## Task objective
Scan the data below for the string "type". Show every line where it turns up.

## Supplied information

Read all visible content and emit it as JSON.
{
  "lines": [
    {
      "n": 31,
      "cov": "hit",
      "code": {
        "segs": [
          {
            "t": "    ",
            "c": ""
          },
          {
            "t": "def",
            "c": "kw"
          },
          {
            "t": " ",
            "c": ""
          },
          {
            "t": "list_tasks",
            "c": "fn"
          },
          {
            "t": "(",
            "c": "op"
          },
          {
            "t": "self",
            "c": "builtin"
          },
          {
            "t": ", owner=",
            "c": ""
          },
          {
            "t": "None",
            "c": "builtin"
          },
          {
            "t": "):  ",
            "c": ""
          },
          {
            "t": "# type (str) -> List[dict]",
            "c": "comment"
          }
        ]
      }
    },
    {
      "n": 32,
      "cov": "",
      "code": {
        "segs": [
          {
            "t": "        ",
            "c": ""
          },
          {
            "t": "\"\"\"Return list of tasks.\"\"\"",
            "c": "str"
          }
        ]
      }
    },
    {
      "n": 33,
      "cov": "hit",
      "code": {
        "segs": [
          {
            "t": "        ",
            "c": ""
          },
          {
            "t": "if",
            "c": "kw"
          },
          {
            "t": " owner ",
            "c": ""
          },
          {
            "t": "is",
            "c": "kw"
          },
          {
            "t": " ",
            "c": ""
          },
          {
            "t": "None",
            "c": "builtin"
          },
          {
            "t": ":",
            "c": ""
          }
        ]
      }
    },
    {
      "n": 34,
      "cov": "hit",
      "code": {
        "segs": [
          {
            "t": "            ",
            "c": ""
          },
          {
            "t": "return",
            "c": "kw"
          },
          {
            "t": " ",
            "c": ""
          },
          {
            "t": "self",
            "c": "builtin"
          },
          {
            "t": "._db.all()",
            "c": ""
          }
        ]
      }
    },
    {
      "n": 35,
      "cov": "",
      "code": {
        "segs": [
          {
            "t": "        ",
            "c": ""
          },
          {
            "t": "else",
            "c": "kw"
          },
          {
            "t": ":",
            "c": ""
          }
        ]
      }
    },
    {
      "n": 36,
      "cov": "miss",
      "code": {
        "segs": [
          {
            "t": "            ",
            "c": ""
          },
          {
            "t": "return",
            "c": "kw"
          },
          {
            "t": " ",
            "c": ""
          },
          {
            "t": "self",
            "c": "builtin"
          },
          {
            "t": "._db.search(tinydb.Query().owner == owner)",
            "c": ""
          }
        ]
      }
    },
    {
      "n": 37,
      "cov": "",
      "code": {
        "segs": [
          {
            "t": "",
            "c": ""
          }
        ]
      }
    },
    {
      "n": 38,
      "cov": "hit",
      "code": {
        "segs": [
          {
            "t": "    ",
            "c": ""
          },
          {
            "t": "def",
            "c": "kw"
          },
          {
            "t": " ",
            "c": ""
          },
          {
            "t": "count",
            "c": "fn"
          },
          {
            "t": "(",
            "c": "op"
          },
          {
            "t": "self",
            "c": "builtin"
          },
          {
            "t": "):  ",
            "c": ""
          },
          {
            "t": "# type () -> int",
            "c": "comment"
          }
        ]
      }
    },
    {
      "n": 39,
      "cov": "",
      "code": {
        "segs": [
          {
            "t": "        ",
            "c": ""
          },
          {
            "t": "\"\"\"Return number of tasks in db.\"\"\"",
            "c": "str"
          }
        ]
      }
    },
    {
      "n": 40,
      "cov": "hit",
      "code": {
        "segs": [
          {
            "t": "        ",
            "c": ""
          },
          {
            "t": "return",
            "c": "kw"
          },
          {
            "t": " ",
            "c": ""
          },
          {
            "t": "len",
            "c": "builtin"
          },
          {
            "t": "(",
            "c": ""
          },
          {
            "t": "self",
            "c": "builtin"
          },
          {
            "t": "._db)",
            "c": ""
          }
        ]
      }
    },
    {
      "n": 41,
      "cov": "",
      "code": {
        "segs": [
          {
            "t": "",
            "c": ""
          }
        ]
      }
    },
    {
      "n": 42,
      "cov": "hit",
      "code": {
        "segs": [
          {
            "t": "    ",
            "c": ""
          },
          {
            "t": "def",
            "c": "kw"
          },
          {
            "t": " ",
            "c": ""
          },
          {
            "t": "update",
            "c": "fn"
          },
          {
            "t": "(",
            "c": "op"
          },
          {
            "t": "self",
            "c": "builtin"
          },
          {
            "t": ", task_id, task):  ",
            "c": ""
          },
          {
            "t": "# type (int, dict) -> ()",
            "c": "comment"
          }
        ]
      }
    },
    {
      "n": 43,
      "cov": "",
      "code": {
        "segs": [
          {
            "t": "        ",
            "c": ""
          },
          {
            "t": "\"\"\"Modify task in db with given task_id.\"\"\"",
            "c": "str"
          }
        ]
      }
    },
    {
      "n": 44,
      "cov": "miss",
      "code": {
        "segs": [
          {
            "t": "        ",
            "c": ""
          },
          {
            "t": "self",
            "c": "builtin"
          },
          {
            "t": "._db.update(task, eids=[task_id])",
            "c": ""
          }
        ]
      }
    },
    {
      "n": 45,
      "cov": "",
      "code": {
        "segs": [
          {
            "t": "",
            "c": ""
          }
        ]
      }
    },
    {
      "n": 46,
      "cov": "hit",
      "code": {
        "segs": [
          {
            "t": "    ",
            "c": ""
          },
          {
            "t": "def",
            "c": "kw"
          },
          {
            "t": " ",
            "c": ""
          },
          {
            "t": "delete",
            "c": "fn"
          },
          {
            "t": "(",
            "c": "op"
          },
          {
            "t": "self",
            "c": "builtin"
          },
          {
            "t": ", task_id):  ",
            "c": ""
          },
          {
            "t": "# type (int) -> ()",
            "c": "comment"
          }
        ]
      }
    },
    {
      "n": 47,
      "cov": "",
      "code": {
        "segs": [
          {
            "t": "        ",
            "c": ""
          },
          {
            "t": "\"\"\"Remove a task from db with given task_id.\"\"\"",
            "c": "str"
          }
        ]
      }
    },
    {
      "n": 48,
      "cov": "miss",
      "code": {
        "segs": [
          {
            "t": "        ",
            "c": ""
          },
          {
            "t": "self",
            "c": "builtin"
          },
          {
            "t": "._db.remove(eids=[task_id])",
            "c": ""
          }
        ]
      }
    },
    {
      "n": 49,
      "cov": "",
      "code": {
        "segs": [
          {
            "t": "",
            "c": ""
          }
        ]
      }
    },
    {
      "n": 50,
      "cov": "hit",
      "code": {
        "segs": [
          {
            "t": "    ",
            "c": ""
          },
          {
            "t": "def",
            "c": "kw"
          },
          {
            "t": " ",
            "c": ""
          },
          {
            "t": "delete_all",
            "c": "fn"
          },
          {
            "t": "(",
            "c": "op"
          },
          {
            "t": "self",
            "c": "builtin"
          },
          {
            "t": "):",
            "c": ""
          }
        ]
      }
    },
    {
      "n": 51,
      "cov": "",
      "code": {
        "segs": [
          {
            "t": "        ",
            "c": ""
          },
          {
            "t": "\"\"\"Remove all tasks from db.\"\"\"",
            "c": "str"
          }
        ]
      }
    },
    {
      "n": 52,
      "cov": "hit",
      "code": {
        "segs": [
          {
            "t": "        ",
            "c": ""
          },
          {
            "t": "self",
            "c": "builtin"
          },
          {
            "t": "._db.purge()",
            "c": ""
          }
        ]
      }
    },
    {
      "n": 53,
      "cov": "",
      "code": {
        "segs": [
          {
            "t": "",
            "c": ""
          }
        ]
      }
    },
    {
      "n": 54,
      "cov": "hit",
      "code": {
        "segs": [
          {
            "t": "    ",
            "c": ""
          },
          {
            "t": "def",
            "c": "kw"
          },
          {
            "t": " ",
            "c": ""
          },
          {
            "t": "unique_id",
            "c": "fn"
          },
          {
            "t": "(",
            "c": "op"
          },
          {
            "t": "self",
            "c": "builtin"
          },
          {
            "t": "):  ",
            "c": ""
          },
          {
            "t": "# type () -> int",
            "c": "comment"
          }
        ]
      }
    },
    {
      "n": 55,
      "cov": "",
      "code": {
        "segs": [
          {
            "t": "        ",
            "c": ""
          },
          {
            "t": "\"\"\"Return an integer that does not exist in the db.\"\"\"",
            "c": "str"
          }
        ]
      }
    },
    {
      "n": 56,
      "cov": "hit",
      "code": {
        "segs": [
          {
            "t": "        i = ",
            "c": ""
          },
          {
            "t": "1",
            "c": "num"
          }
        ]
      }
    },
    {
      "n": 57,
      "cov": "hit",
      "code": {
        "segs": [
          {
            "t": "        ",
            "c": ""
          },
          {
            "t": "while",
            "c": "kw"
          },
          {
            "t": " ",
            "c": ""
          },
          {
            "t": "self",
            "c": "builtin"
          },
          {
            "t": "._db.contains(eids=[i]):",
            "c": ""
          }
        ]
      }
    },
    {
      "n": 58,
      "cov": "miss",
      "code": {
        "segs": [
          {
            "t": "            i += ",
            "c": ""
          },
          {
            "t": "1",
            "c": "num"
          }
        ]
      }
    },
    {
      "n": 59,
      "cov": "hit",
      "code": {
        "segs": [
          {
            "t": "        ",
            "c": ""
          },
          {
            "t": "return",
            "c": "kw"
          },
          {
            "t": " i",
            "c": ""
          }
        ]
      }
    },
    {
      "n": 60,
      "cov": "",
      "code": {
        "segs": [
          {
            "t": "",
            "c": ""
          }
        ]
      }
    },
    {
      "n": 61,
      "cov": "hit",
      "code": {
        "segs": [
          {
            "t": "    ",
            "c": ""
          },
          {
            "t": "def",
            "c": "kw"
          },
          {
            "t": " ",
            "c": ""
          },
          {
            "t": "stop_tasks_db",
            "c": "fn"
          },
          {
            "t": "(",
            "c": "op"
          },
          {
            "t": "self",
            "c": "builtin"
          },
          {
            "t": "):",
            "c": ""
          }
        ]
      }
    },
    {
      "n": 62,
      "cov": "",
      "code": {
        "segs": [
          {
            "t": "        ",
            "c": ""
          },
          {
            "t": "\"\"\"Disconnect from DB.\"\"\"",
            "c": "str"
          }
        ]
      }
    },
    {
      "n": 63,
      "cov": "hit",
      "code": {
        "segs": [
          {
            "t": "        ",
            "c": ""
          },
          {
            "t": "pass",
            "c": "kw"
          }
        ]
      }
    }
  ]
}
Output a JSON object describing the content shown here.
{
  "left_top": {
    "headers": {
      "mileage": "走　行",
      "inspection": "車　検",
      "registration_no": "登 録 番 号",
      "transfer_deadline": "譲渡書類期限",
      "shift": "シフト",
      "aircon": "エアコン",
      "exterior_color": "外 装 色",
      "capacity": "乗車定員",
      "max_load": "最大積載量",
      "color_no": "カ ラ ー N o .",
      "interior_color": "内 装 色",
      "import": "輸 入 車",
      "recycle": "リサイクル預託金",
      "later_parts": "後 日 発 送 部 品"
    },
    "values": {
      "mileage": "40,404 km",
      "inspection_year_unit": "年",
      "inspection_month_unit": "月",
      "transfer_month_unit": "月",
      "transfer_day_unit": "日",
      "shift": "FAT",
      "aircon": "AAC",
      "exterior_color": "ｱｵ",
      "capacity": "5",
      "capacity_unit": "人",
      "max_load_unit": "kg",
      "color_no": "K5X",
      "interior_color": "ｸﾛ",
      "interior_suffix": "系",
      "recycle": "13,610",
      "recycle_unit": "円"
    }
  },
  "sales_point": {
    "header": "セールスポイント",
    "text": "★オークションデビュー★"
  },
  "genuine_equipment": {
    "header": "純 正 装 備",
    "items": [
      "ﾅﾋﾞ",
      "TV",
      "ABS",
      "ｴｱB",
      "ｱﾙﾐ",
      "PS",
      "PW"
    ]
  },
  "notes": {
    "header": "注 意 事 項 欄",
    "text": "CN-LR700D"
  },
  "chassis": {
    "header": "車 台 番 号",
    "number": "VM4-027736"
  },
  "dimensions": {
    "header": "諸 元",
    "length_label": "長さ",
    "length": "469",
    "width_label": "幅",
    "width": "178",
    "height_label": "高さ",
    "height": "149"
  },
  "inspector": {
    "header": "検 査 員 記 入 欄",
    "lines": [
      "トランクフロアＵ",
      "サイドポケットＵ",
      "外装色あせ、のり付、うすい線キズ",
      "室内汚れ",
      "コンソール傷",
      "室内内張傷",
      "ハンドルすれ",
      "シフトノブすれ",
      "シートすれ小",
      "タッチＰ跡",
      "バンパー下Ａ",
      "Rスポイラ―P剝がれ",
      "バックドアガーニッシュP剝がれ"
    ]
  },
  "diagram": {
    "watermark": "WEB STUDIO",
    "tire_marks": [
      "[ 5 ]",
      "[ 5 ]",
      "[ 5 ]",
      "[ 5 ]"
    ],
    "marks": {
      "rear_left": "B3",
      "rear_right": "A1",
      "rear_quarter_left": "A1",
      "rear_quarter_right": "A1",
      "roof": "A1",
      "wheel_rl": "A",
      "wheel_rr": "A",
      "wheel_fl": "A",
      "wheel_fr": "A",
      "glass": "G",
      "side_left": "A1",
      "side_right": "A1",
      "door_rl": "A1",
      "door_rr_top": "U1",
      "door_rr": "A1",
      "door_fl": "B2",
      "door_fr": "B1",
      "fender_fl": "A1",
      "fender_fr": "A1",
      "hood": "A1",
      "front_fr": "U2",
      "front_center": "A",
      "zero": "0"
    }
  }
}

## Output of the exercise
            "t": "# type (str) -> List[dict]",
            "t": "# type () -> int",
            "t": "# type (int, dict) -> ()",
            "t": "# type (int) -> ()",
            "t": "# type () -> int",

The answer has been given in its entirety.